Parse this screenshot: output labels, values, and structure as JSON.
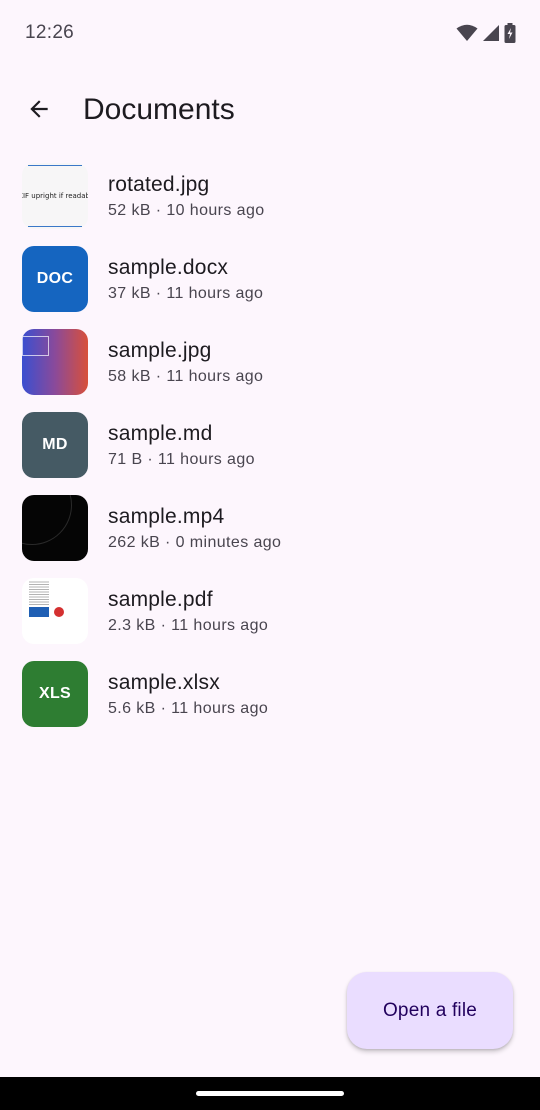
{
  "status_bar": {
    "time": "12:26",
    "icons": [
      "wifi-icon",
      "cellular-signal-icon",
      "battery-charging-icon"
    ]
  },
  "app_bar": {
    "back_icon": "arrow-back-icon",
    "title": "Documents"
  },
  "files": [
    {
      "name": "rotated.jpg",
      "meta": "52 kB · 10 hours ago",
      "thumb": "image-preview",
      "thumb_text": "EXIF upright if readable"
    },
    {
      "name": "sample.docx",
      "meta": "37 kB · 11 hours ago",
      "thumb": "badge",
      "thumb_text": "DOC",
      "color": "#1565c0"
    },
    {
      "name": "sample.jpg",
      "meta": "58 kB · 11 hours ago",
      "thumb": "image-preview",
      "thumb_text": ""
    },
    {
      "name": "sample.md",
      "meta": "71 B · 11 hours ago",
      "thumb": "badge",
      "thumb_text": "MD",
      "color": "#455a64"
    },
    {
      "name": "sample.mp4",
      "meta": "262 kB · 0 minutes ago",
      "thumb": "video-preview",
      "thumb_text": ""
    },
    {
      "name": "sample.pdf",
      "meta": "2.3 kB · 11 hours ago",
      "thumb": "pdf-preview",
      "thumb_text": ""
    },
    {
      "name": "sample.xlsx",
      "meta": "5.6 kB · 11 hours ago",
      "thumb": "badge",
      "thumb_text": "XLS",
      "color": "#2e7d32"
    }
  ],
  "fab": {
    "label": "Open a file"
  },
  "colors": {
    "background": "#fdf6fd",
    "fab_background": "#eaddff",
    "fab_text": "#21005d"
  }
}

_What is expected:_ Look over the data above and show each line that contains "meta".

_Your solution:_
      "meta": "52 kB · 10 hours ago",
      "meta": "37 kB · 11 hours ago",
      "meta": "58 kB · 11 hours ago",
      "meta": "71 B · 11 hours ago",
      "meta": "262 kB · 0 minutes ago",
      "meta": "2.3 kB · 11 hours ago",
      "meta": "5.6 kB · 11 hours ago",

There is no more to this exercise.